Commentary on John 1:35-51
Jesus has just gotten two new disciples and those new disciples then go to recruit others to the Jesus-movement.
One of the prospective disciples asked, “Can anything good come out of Nazareth?” Nazareth sat in the heart of Galilee, a region populated by Jews and Gentiles from several ethnicities. Positively, it could be said that it was a diverse region. The Jewish communities, at most, constituted about 60 percent of the Galilean populace. Jewish persons in Judea looked down on their kinsmen in Galilee. Judea was over 90 percent Jewish. Those in Judea paid the temple tax, kept the rituals more rigorously, and were less likely to intermarry. On the other hand, Galilean Jews were less likely to pay the temple tax, more lax in regard to ritualistic traditions, and more likely to intermarry. Their Judean cousins saw Galilean Jews as less pure, if not impure.
The problem was that social factors were immensely important in Roman society. For example, Roman citizens, wherever they might reside in the Empire, had status that non-Roman citizens did not have. One’s ethnicity, nationality, hometown, family and education played a large role in determining one’s social status and how one would be perceived and received. Social status was everything. External factors were more important than internal ones.
People in the Church are no different. We want to know something about a new pastor’s background. Where is he/she from? Does she/he have a family? Who were his/her parents? Where was she/he educated? We form opinions about people often before we actually get to know them. It is as if someone could not possibly be the exception to the rule, either positively or negatively. We put more value in externals without asking what someone has accomplished or had to overcome and how these experiences might have affected them.
We do the same thing in politics. At least six of our U. S. Presidents have been war heroes (Washington, Jackson, Grant, Theodore Roosevelt, Eisenhower, and Kennedy) and at least seven have been quite wealthy (T. Roosevelt, Hoover, F. Roosevelt, Kennedy, George H.W. Bush, George W. Bush, and Trump). Indeed, if one wants to be a U. S. Senator, it helps to be wealthy.
We ministers often do the same thing. My first church was an inner city, multi-generational, and multi-socioeconomic Methodist congregation. There were approximately two-dozen families in the church. About six of those families were upper-middle class; about eight lived in public housing. The remainder was solidly middle class. At the end of my first year, I intentionally re-shuffled the trustee board and the steward board. I did not remove anyone from either board. I appointed a grandmother trustee chair. I appointed a young man steward chair who was a few years older than me. Both persons had the respect of the entire congregation. About two months later I realized what I had done by accident. I had inadvertently named persons from families which had not held leadership roles previously.
To its credit, the family which had previously held those positions embraced and supported the new leadership. And two more families felt more involved. The previous pastors had not consciously overlooked these two families. Indeed, they had appointed them to the respective boards. The persons who previously held those positions were the children and grandchildren of an outstanding pastor. They knew Methodism very well and made the pastor’s work easier. Meanwhile, gifted people sat quietly and their gifts had gone unnoticed.

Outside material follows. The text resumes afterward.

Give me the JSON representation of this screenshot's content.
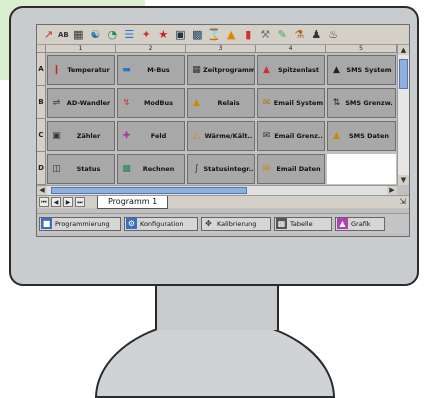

While the situation in my first pastorate was not negative and did not develop into a crisis, not every situation has a pleasant ending. When we put our faith in externals in the Church, frequently we allow appearance to rule over ability and tensions arise.
- Too many church members say the right thing and their ethics end there.
- Often, we condemn those we don’t know but excuse our friends for their misdoings.
- Frequently we heap praise on our friends and completely ignore others who do just as much good work.
- Too many church members talk about love, but are themselves unloving.
- Far too many church members confess God’s grace, but are ungracious themselves.
These things occur when we lose focus on what it actually means — in word and deed — to be Christian. Problems occur when we forget that often we need to remind others and others need to remind us what it means to be Christian. When we live in externals, we are like a shallow creek which children walk across in their bare feet and their knees do not get wet.
Can anything good come from Nazareth? From Harlem? Little Havana? Chinatown?
Yes, indeed! Just come and see!
PRAYER OF THE DAY
God of all people,
You called many by name, asking them to follow Jesus and obey. Call us by name, and help us to follow and obey. Amen.
O Morning Star, how fair and bright, Hugo Distler